[What is needed]
What is needed is a copy of each line in the listing that contains "icon".
┄┄┄┄┄┄┄┄┄┄┄┄┄┄┄┄┄┄┄┄
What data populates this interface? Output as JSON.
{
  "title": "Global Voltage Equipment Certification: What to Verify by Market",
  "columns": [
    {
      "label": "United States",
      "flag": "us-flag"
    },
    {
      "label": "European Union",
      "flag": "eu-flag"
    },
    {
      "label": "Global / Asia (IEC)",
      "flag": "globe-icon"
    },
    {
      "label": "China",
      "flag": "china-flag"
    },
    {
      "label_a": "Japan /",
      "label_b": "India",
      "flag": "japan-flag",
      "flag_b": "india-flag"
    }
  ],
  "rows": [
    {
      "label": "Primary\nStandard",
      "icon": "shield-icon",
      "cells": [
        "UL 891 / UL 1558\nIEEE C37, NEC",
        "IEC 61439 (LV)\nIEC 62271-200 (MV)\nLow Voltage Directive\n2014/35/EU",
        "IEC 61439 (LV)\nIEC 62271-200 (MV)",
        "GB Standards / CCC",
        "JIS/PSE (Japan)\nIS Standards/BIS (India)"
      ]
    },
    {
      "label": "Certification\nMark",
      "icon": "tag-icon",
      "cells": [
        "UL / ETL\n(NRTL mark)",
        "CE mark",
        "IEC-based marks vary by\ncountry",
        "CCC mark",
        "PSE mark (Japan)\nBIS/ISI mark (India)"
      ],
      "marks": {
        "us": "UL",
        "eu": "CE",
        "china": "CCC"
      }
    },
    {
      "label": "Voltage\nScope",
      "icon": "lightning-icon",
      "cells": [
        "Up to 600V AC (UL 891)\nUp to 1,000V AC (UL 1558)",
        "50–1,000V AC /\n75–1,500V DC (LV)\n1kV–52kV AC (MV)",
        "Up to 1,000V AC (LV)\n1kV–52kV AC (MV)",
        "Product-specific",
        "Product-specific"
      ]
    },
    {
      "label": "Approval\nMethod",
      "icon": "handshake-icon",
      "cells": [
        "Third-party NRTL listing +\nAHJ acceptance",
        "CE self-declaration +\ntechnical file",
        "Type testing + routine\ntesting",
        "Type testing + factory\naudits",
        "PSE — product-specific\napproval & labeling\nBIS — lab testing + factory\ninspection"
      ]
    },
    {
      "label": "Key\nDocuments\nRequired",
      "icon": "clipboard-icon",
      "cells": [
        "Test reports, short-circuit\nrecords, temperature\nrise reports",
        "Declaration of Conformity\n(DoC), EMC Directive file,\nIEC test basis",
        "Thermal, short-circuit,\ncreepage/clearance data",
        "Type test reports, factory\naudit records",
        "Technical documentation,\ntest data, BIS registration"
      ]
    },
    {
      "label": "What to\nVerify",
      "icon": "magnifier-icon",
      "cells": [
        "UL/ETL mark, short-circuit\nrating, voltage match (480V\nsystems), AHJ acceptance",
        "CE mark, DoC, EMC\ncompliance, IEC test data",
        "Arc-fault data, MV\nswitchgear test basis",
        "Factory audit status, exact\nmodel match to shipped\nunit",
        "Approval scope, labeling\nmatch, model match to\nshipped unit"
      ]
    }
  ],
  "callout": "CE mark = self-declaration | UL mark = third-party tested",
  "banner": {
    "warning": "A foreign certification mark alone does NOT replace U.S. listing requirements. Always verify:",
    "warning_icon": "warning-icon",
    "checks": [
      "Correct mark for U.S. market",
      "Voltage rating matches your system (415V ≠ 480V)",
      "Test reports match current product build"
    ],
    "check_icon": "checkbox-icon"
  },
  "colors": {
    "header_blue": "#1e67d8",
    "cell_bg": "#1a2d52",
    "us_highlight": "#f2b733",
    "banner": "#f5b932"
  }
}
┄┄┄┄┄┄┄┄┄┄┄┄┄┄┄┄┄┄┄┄
[Exercise response]
      "flag": "globe-icon"
      "icon": "shield-icon",
      "icon": "tag-icon",
      "icon": "lightning-icon",
      "icon": "handshake-icon",
      "icon": "clipboard-icon",
      "icon": "magnifier-icon",
    "warning_icon": "warning-icon",
    "check_icon": "checkbox-icon"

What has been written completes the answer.